Carlo offers the same service to families who would like to develop their own private farms. “We upskill the farmers, teach them new knowledge, then I get paid a monthly consultancy fee,” he says.

Carlo taught the indigenous people of Culion how to grow arugula, herbs and lettuce

Impact of COVID

When the lockdown was implemented, Carlo’s consultancy business was naturally affected. Since there had been travel restrictions, he had to let go of his Laguna and Batangas clients.

But since many people have a lot of time in their hands and have to stay in their homes, farming knowledge became in demand—which is why he thought of offering a virtual farm consultancy through online distance learning.

Before COVID, he had started his YouTube Channel, but he wasn’t that active. When the pandemic occurred, he was able to make time for producing content. “Dahil gigil akong magturo at ang daming gustong matuto, nagturo na lang ako sa YouTube. Fortunately, madami naman palang nanonood,” he says. His channel now has over 35,000 subscribers.

Carlo doesn't believe that one should have a green thumb to grow a garden. "Kailangan mo lang aralin," he says, which is precisely why he decided to put up his YouTube site Carlo the Farmer.

But the Asian Studies graduate from UST warns those who are looking for entertainment in his vlogs—you won’t hear Carlo crack jokes or show funny antics. “I tell people, yung pagpapatawa is not the direction of my channel. I have to admit, my videos are not entertaining, but they are educational,” he says.

“If you look at the phasing of my video, it’s step by step—from what kind of seed, what type of soil, when to plant, how to plant, how to transplant, when to fertilize. Ganoon ka-detailed ang mga videos ko. Lahat ng mali na naaalala ko, binanggit ko doon para di na pagdaanan ng iba. Ang goal ko ay mawala yung thinking na dapat maygreen thumb ang isang tao to grow a farm. Ang gusto ko ay matuto ang mga tao ng farming basics through my channel,” he says.

The 34-year-old Kapampangan has also decided to focus on his Pampanga clients, which has grown over the last few months. He’s helping develop a papaya plantation, a pepper plantation, and a vermiculture facility in his hometown. 

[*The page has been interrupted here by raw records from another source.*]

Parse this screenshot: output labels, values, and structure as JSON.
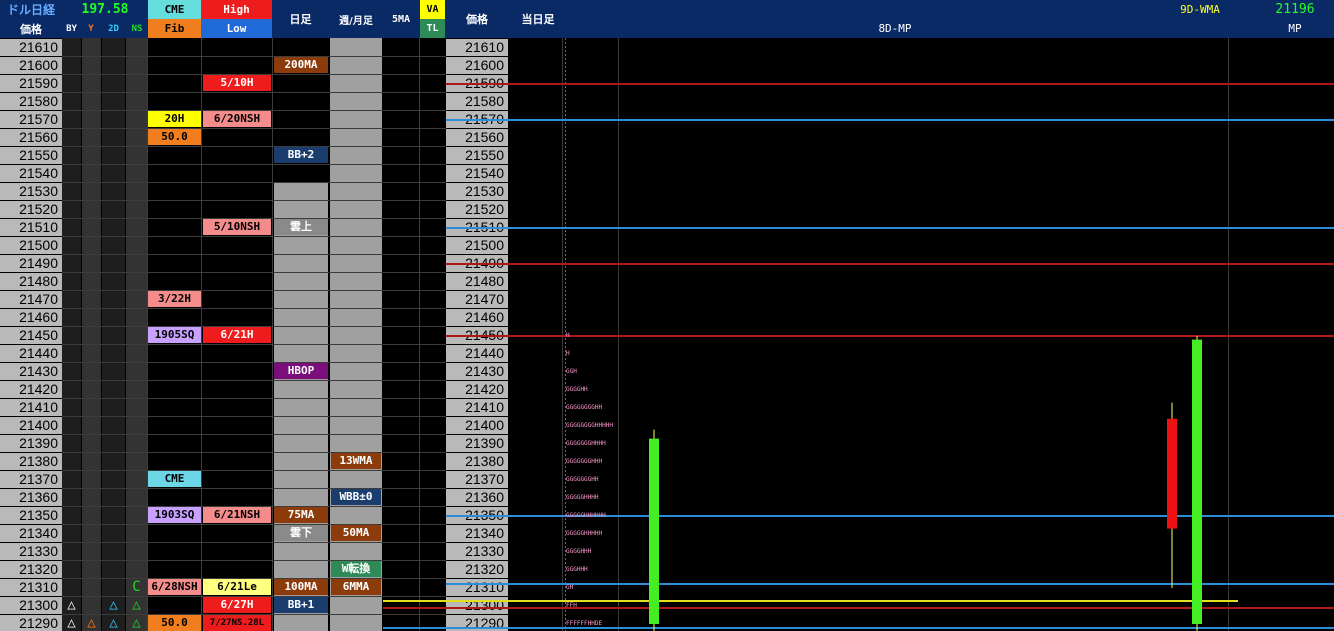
{
  "header": {
    "pair_title": "ドル日経",
    "ratio": "197.58",
    "price_label": "価格",
    "by": "BY",
    "y": "Y",
    "d2": "2D",
    "ns": "NS",
    "cme": "CME",
    "fib": "Fib",
    "high": "High",
    "low": "Low",
    "daily": "日足",
    "weekly_monthly": "週/月足",
    "ma5": "5MA",
    "va": "VA",
    "tl": "TL",
    "price_label2": "価格",
    "today": "当日足",
    "mp8d": "8D-MP",
    "wma9d": "9D-WMA",
    "mp_value": "21196",
    "mp": "MP"
  },
  "prices": [
    "21610",
    "21600",
    "21590",
    "21580",
    "21570",
    "21560",
    "21550",
    "21540",
    "21530",
    "21520",
    "21510",
    "21500",
    "21490",
    "21480",
    "21470",
    "21460",
    "21450",
    "21440",
    "21430",
    "21420",
    "21410",
    "21400",
    "21390",
    "21380",
    "21370",
    "21360",
    "21350",
    "21340",
    "21330",
    "21320",
    "21310",
    "21300",
    "21290"
  ],
  "tags": [
    {
      "name": "ma200-tag",
      "text": "200MA",
      "row": 1,
      "col": "daily",
      "bg": "#8b3c0a",
      "fg": "#ffffff"
    },
    {
      "name": "high-510h-tag",
      "text": "5/10H",
      "row": 2,
      "col": "high",
      "bg": "#ee1c1c",
      "fg": "#ffffff"
    },
    {
      "name": "cme-20h-tag",
      "text": "20H",
      "row": 4,
      "col": "cme",
      "bg": "#ffff00",
      "fg": "#000000"
    },
    {
      "name": "high-620nsh-tag",
      "text": "6/20NSH",
      "row": 4,
      "col": "high",
      "bg": "#f48c8c",
      "fg": "#000000"
    },
    {
      "name": "fib-50-tag",
      "text": "50.0",
      "row": 5,
      "col": "cme",
      "bg": "#f07d1e",
      "fg": "#000000"
    },
    {
      "name": "bb-plus2-tag",
      "text": "BB+2",
      "row": 6,
      "col": "daily",
      "bg": "#1b3d6e",
      "fg": "#ffffff"
    },
    {
      "name": "high-510nsh-tag",
      "text": "5/10NSH",
      "row": 10,
      "col": "high",
      "bg": "#f48c8c",
      "fg": "#000000"
    },
    {
      "name": "kumo-upper-tag",
      "text": "雲上",
      "row": 10,
      "col": "daily",
      "bg": "#8a8a8a",
      "fg": "#ffffff"
    },
    {
      "name": "cme-322h-tag",
      "text": "3/22H",
      "row": 14,
      "col": "cme",
      "bg": "#f48c8c",
      "fg": "#000000"
    },
    {
      "name": "cme-1905sq-tag",
      "text": "1905SQ",
      "row": 16,
      "col": "cme",
      "bg": "#c8a0ff",
      "fg": "#000000"
    },
    {
      "name": "high-621h-tag",
      "text": "6/21H",
      "row": 16,
      "col": "high",
      "bg": "#ee1c1c",
      "fg": "#ffffff"
    },
    {
      "name": "hbop-tag",
      "text": "HBOP",
      "row": 18,
      "col": "daily",
      "bg": "#7a0e7a",
      "fg": "#ffffff"
    },
    {
      "name": "wma13-tag",
      "text": "13WMA",
      "row": 23,
      "col": "weekly",
      "bg": "#8b3c0a",
      "fg": "#ffffff"
    },
    {
      "name": "cme-tag",
      "text": "CME",
      "row": 24,
      "col": "cme",
      "bg": "#6ad6e6",
      "fg": "#000000"
    },
    {
      "name": "wbb-0-tag",
      "text": "WBB±0",
      "row": 25,
      "col": "weekly",
      "bg": "#1b3d6e",
      "fg": "#ffffff"
    },
    {
      "name": "cme-1903sq-tag",
      "text": "1903SQ",
      "row": 26,
      "col": "cme",
      "bg": "#c8a0ff",
      "fg": "#000000"
    },
    {
      "name": "high-621nsh-tag",
      "text": "6/21NSH",
      "row": 26,
      "col": "high",
      "bg": "#f48c8c",
      "fg": "#000000"
    },
    {
      "name": "ma75-tag",
      "text": "75MA",
      "row": 26,
      "col": "daily",
      "bg": "#8b3c0a",
      "fg": "#ffffff"
    },
    {
      "name": "kumo-lower-tag",
      "text": "雲下",
      "row": 27,
      "col": "daily",
      "bg": "#8a8a8a",
      "fg": "#ffffff"
    },
    {
      "name": "ma50-tag",
      "text": "50MA",
      "row": 27,
      "col": "weekly",
      "bg": "#8b3c0a",
      "fg": "#ffffff"
    },
    {
      "name": "w-reversal-tag",
      "text": "W転換",
      "row": 29,
      "col": "weekly",
      "bg": "#2e8b57",
      "fg": "#ffffff"
    },
    {
      "name": "low-628nsh-tag",
      "text": "6/28NSH",
      "row": 30,
      "col": "cme",
      "bg": "#f48c8c",
      "fg": "#000000"
    },
    {
      "name": "low-621le-tag",
      "text": "6/21Le",
      "row": 30,
      "col": "high",
      "bg": "#ffff80",
      "fg": "#000000"
    },
    {
      "name": "ma100-tag",
      "text": "100MA",
      "row": 30,
      "col": "daily",
      "bg": "#8b3c0a",
      "fg": "#ffffff"
    },
    {
      "name": "ma6m-tag",
      "text": "6MMA",
      "row": 30,
      "col": "weekly",
      "bg": "#8b3c0a",
      "fg": "#ffffff"
    },
    {
      "name": "low-627h-tag",
      "text": "6/27H",
      "row": 31,
      "col": "high",
      "bg": "#ee1c1c",
      "fg": "#ffffff"
    },
    {
      "name": "bb-plus1-tag",
      "text": "BB+1",
      "row": 31,
      "col": "daily",
      "bg": "#1b3d6e",
      "fg": "#ffffff"
    },
    {
      "name": "fib-50b-tag",
      "text": "50.0",
      "row": 32,
      "col": "cme",
      "bg": "#f07d1e",
      "fg": "#000000"
    },
    {
      "name": "low-627nsl-tag",
      "text": "7/27NS.28L",
      "row": 32,
      "col": "high",
      "bg": "#ee1c1c",
      "fg": "#000000"
    }
  ],
  "markers": [
    {
      "name": "ns-c-marker",
      "text": "C",
      "row": 30,
      "col": "ns",
      "color": "#22dd22"
    },
    {
      "name": "by-triangle-marker",
      "text": "△",
      "row": 31,
      "col": "by",
      "color": "#ffffff"
    },
    {
      "name": "d2-triangle-marker",
      "text": "△",
      "row": 31,
      "col": "d2",
      "color": "#33ccff"
    },
    {
      "name": "ns-triangle-marker",
      "text": "△",
      "row": 31,
      "col": "ns",
      "color": "#22dd22"
    },
    {
      "name": "by-triangle-marker-2",
      "text": "△",
      "row": 32,
      "col": "by",
      "color": "#ffffff"
    },
    {
      "name": "y-triangle-marker",
      "text": "△",
      "row": 32,
      "col": "y",
      "color": "#ff7a1a"
    },
    {
      "name": "d2-triangle-marker-2",
      "text": "△",
      "row": 32,
      "col": "d2",
      "color": "#33ccff"
    },
    {
      "name": "ns-triangle-marker-2",
      "text": "△",
      "row": 32,
      "col": "ns",
      "color": "#22dd22"
    }
  ],
  "levels": [
    {
      "name": "level-line-21590",
      "price": 21590,
      "color": "#b01818"
    },
    {
      "name": "level-line-21570",
      "price": 21570,
      "color": "#2a8fd6"
    },
    {
      "name": "level-line-21510",
      "price": 21510,
      "color": "#2a8fd6"
    },
    {
      "name": "level-line-21490",
      "price": 21490,
      "color": "#b01818"
    },
    {
      "name": "level-line-21450",
      "price": 21450,
      "color": "#b01818"
    },
    {
      "name": "level-line-21350",
      "price": 21350,
      "color": "#2a8fd6"
    },
    {
      "name": "level-line-21312",
      "price": 21312,
      "color": "#2a8fd6"
    },
    {
      "name": "level-line-21303",
      "price": 21303,
      "color": "#e0e020"
    },
    {
      "name": "level-line-21299",
      "price": 21299,
      "color": "#b01818"
    },
    {
      "name": "level-line-21288",
      "price": 21288,
      "color": "#2a8fd6"
    }
  ],
  "profile": [
    {
      "price": 21450,
      "text": "H"
    },
    {
      "price": 21440,
      "text": "H"
    },
    {
      "price": 21430,
      "text": "GGH"
    },
    {
      "price": 21420,
      "text": "GGGGHH"
    },
    {
      "price": 21410,
      "text": "GGGGGGGGHH"
    },
    {
      "price": 21400,
      "text": "GGGGGGGGHHHHH"
    },
    {
      "price": 21390,
      "text": "GGGGGGGHHHH"
    },
    {
      "price": 21380,
      "text": "GGGGGGGHHH"
    },
    {
      "price": 21370,
      "text": "GGGGGGGHH"
    },
    {
      "price": 21360,
      "text": "GGGGGHHHH"
    },
    {
      "price": 21350,
      "text": "GGGGGHHHHHH"
    },
    {
      "price": 21340,
      "text": "GGGGGHHHHH"
    },
    {
      "price": 21330,
      "text": "GGGGHHH"
    },
    {
      "price": 21320,
      "text": "GGGHHH"
    },
    {
      "price": 21310,
      "text": "GH"
    },
    {
      "price": 21300,
      "text": "FFH"
    },
    {
      "price": 21290,
      "text": "FFFFFFHHDE"
    }
  ],
  "chart_data": {
    "type": "candlestick",
    "title": "",
    "ylabel": "価格",
    "ylim": [
      21285,
      21615
    ],
    "wma_label": "9D-WMA",
    "mp_label": "MP",
    "mp_value": 21196,
    "candles": [
      {
        "name": "day-candle-green",
        "open": 21290,
        "close": 21393,
        "high": 21398,
        "low": 21285,
        "color": "#44ee22"
      },
      {
        "name": "day-candle-red",
        "open": 21404,
        "close": 21343,
        "high": 21413,
        "low": 21310,
        "color": "#ee1111"
      },
      {
        "name": "day-candle-green-2",
        "open": 21290,
        "close": 21448,
        "high": 21450,
        "low": 21285,
        "color": "#44ee22"
      }
    ]
  }
}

The father of three has also started urban garden projects in Pampanga—that is, converting vacant lots located in residential areas into edible gardens. “Ang mga bata, pati matatanda, inip na inip. Wala silang mapuntahan. So we thought of this project,” he says, adding that it’s been getting good feedback. “May mga naka-lineup na kaming [urban garden projects] kasi maganda ang proof of concept. Yan ang pinagkakaabalahan namin ngayon, pero within Pampanga lang.”

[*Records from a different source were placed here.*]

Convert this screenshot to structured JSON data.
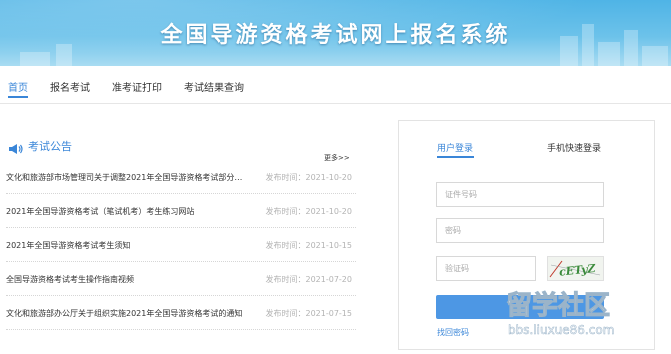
{
  "header": {
    "title": "全国导游资格考试网上报名系统"
  },
  "nav": {
    "items": [
      {
        "label": "首页",
        "active": true
      },
      {
        "label": "报名考试",
        "active": false
      },
      {
        "label": "准考证打印",
        "active": false
      },
      {
        "label": "考试结果查询",
        "active": false
      }
    ]
  },
  "notices": {
    "title": "考试公告",
    "icon": "megaphone-icon",
    "more_label": "更多>>",
    "items": [
      {
        "title": "文化和旅游部市场管理司关于调整2021年全国导游资格考试部分…",
        "date": "发布时间：2021-10-20"
      },
      {
        "title": "2021年全国导游资格考试（笔试机考）考生练习网站",
        "date": "发布时间：2021-10-20"
      },
      {
        "title": "2021年全国导游资格考试考生须知",
        "date": "发布时间：2021-10-15"
      },
      {
        "title": "全国导游资格考试考生操作指南视频",
        "date": "发布时间：2021-07-20"
      },
      {
        "title": "文化和旅游部办公厅关于组织实施2021年全国导游资格考试的通知",
        "date": "发布时间：2021-07-15"
      }
    ]
  },
  "login": {
    "tabs": [
      {
        "label": "用户登录",
        "active": true
      },
      {
        "label": "手机快速登录",
        "active": false
      }
    ],
    "id_placeholder": "证件号码",
    "password_placeholder": "密码",
    "captcha_placeholder": "验证码",
    "captcha_text": "cETyZ",
    "submit_label": "",
    "forgot_label": "找回密码"
  },
  "watermark": {
    "text": "留学社区",
    "url": "bbs.liuxue86.com"
  },
  "colors": {
    "accent": "#3a86d8",
    "button": "#4d97e4",
    "banner": "#5ab8e8",
    "muted_text": "#b3b3b3"
  }
}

Carlo's kids Gab, Gio and Cariel in their urban garden

He must admit that due to the closure temporary and permanent of many restaurants and hotels, farmers lost a big market for the high-value crops (arugula, microgreens, herbs, and other leafy vegetables). So they had to re-strategize by growing low-value crops in high volume. 

“For a hectare of papaya plantation, we harvest about a ton. We sell it for P15 per kilo, mura. So babawiin namin sa volume. Pre-COVID, it’s high value crops pero, low volume. During COVID, it’s low-value crops pero high volume,” he says.

Asked about his goals, he says it all boils down to teaching people about food sustainability. The group he had created with some businessmen in Pampanga plans to achieve this by developing all the farms and urban gardens in the province. Then their group will make the produce available in an e-portal, to be sold within Pampanga.

But Carlo admits his foremost dream is lofty. “My dream really is to solve the agricultural problems of our country—pang Miss Universe ang answer ko. Hahaha! But seriously, gusto ko sana bago ako mawala sa mundong ito, may magawa akong pagbabago sa sektor ng pagsasaka natin dito sa Pilipinas,” he says.

For now, he has his hands full with Pampanga. Tomorrow, the Philippines.